All local police departments should show their openness to the community by enabling citizens to file complaints about officers without fear of reprisal.
That means providing a form to anyone who requests it, no questions asked, and perhaps making the form available online.
While we have been critical of the trend of ambush videos that seem to serve little purpose other than to insult and humiliate police officers, they sometimes expose actual problems.
A recent video that circulated online, involves the camera operator repeatedly asking an Anderson Police Department officer for a form to file a complaint. The officer, who remains calm and polite throughout the video, says that it is against policy to give someone the form but that he can come inside and fill out the form with an officer.
Departments should have a complaint filing process that can be completed without the oversight of a police officer. The presence of an officer may intimidate some who wish to complain and may reduce the confidence that the complaint will be taken seriously.
On Tuesday morning, The New York Times reported unrest in Chicago with crowds clashing with police, believed to be sparked by officers shooting a 20-year-old man who police say fired at them first.
Chicago’s unrest may be the latest development in an ongoing movement across the country calling for a reform of police departments after the police killing of George Floyd in Minneapolis.

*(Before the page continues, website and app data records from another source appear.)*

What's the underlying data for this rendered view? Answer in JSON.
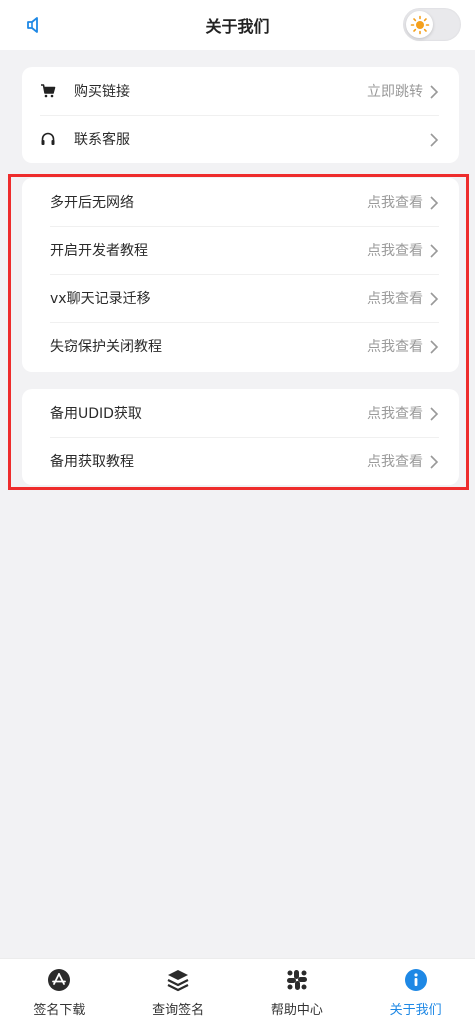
{
  "header": {
    "title": "关于我们",
    "speaker_icon": "speaker-icon",
    "theme_toggle_icon": "sun-icon"
  },
  "card_top": [
    {
      "icon": "cart-icon",
      "label": "购买链接",
      "value": "立即跳转"
    },
    {
      "icon": "headset-icon",
      "label": "联系客服",
      "value": ""
    }
  ],
  "card_tutorials": [
    {
      "label": "多开后无网络",
      "value": "点我查看"
    },
    {
      "label": "开启开发者教程",
      "value": "点我查看"
    },
    {
      "label": "vx聊天记录迁移",
      "value": "点我查看"
    },
    {
      "label": "失窃保护关闭教程",
      "value": "点我查看"
    }
  ],
  "card_udid": [
    {
      "label": "备用UDID获取",
      "value": "点我查看"
    },
    {
      "label": "备用获取教程",
      "value": "点我查看"
    }
  ],
  "tabbar": [
    {
      "label": "签名下载",
      "icon": "app-store-icon",
      "active": false
    },
    {
      "label": "查询签名",
      "icon": "layers-icon",
      "active": false
    },
    {
      "label": "帮助中心",
      "icon": "grid-icon",
      "active": false
    },
    {
      "label": "关于我们",
      "icon": "info-icon",
      "active": true
    }
  ],
  "colors": {
    "accent": "#1e88e5",
    "highlight_border": "#ee2c2c",
    "sun": "#f4a01c",
    "background": "#f2f2f4"
  }
}
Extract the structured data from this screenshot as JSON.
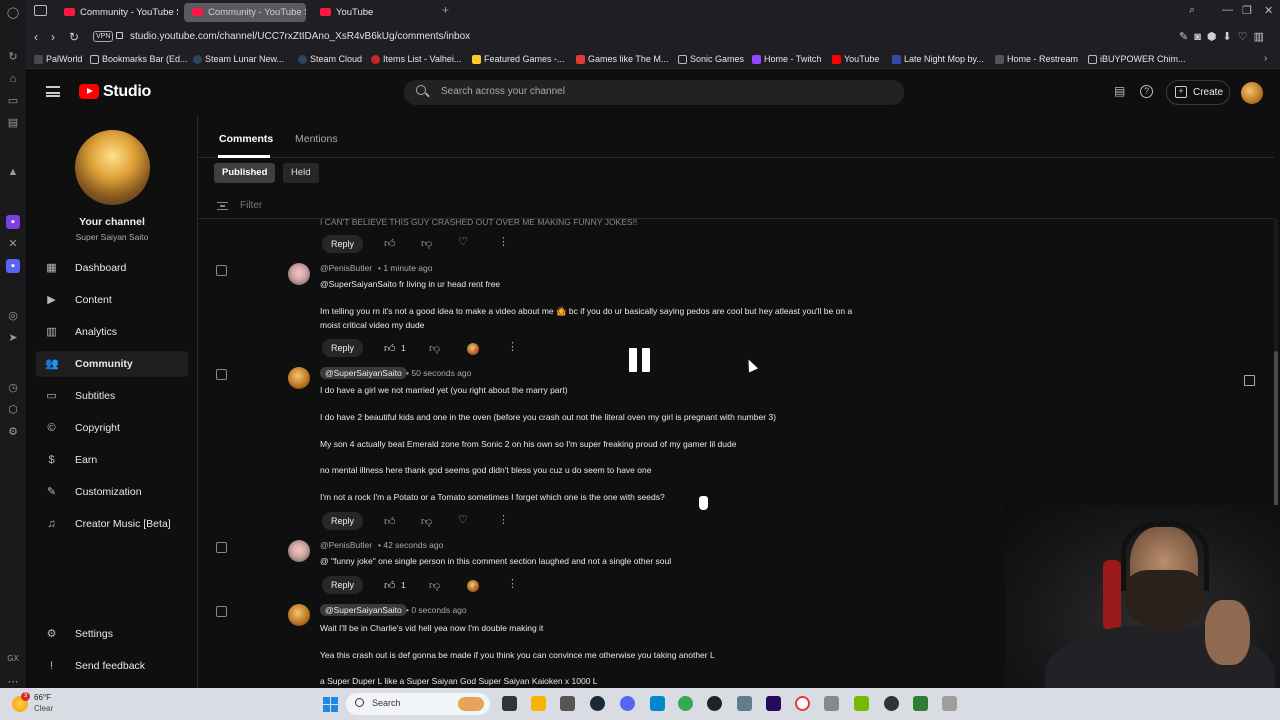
{
  "browser": {
    "tabs": [
      {
        "label": "Community - YouTube St",
        "active": false
      },
      {
        "label": "Community - YouTube St",
        "active": true
      },
      {
        "label": "YouTube",
        "active": false
      }
    ],
    "url": "studio.youtube.com/channel/UCC7rxZtIDAno_XsR4vB6kUg/comments/inbox",
    "vpn_label": "VPN",
    "bookmarks": [
      "PalWorld",
      "Bookmarks Bar (Ed...",
      "Steam Lunar New...",
      "Steam Cloud",
      "Items List - Valhei...",
      "Featured Games -...",
      "Games like The M...",
      "Sonic Games",
      "Home - Twitch",
      "YouTube",
      "Late Night Mop by...",
      "Home - Restream",
      "iBUYPOWER Chim..."
    ]
  },
  "header": {
    "logo_text": "Studio",
    "search_placeholder": "Search across your channel",
    "create_label": "Create"
  },
  "sidebar": {
    "channel_title": "Your channel",
    "channel_name": "Super Saiyan Saito",
    "items": [
      {
        "label": "Dashboard",
        "icon": "dashboard-icon",
        "active": false
      },
      {
        "label": "Content",
        "icon": "content-icon",
        "active": false
      },
      {
        "label": "Analytics",
        "icon": "analytics-icon",
        "active": false
      },
      {
        "label": "Community",
        "icon": "community-icon",
        "active": true
      },
      {
        "label": "Subtitles",
        "icon": "subtitles-icon",
        "active": false
      },
      {
        "label": "Copyright",
        "icon": "copyright-icon",
        "active": false
      },
      {
        "label": "Earn",
        "icon": "earn-icon",
        "active": false
      },
      {
        "label": "Customization",
        "icon": "customization-icon",
        "active": false
      },
      {
        "label": "Creator Music [Beta]",
        "icon": "music-icon",
        "active": false
      }
    ],
    "settings_label": "Settings",
    "feedback_label": "Send feedback"
  },
  "main": {
    "tabs": [
      {
        "label": "Comments",
        "active": true
      },
      {
        "label": "Mentions",
        "active": false
      }
    ],
    "chips": [
      {
        "label": "Published",
        "active": true
      },
      {
        "label": "Held",
        "active": false
      }
    ],
    "filter_placeholder": "Filter",
    "cut_text": "I CAN'T BELIEVE THIS GUY CRASHED OUT OVER ME MAKING FUNNY JOKES!!",
    "reply_label": "Reply",
    "comments": [
      {
        "author": "@PenisButler",
        "time": "1 minute ago",
        "lines": [
          "@SuperSaiyanSaito fr living in ur head rent free",
          "",
          "Im telling you rn it's not a good idea to make a video about me 🤷 bc if you do ur basically saying pedos are cool but hey atleast you'll be on a",
          "moist critical video my dude"
        ],
        "likes": "1"
      },
      {
        "author": "@SuperSaiyanSaito",
        "time": "50 seconds ago",
        "lines": [
          "I do have a girl we not married yet (you right about the marry part)",
          "I do have 2 beautiful kids and one in the oven (before you crash out not the literal oven my girl is pregnant with number 3)",
          "My son 4 actually beat Emerald zone from Sonic 2 on his own so I'm super freaking proud of my gamer lil dude",
          "no mental illness here thank god seems god didn't bless you cuz u do seem to have one",
          "I'm not a rock I'm a Potato or a Tomato sometimes I forget which one is the one with seeds?"
        ]
      },
      {
        "author": "@PenisButler",
        "time": "42 seconds ago",
        "lines": [
          "@ \"funny joke\" one single person in this comment section laughed and not a single other soul"
        ],
        "likes": "1"
      },
      {
        "author": "@SuperSaiyanSaito",
        "time": "0 seconds ago",
        "lines": [
          "Wait I'll be in Charlie's vid hell yea now I'm double making it",
          "Yea this crash out is def gonna be made if you think you can convince me otherwise you taking another L",
          "a Super Duper L like a Super Saiyan God Super Saiyan Kaioken x 1000 L"
        ]
      }
    ]
  },
  "taskbar": {
    "temp": "66°F",
    "condition": "Clear",
    "notif": "3",
    "search_label": "Search"
  }
}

Now more than ever, our police departments should work with their communities to create an atmosphere of cooperation and transparency. This means facilitating an open dialogue with the citizens they are pledged to protect and serve.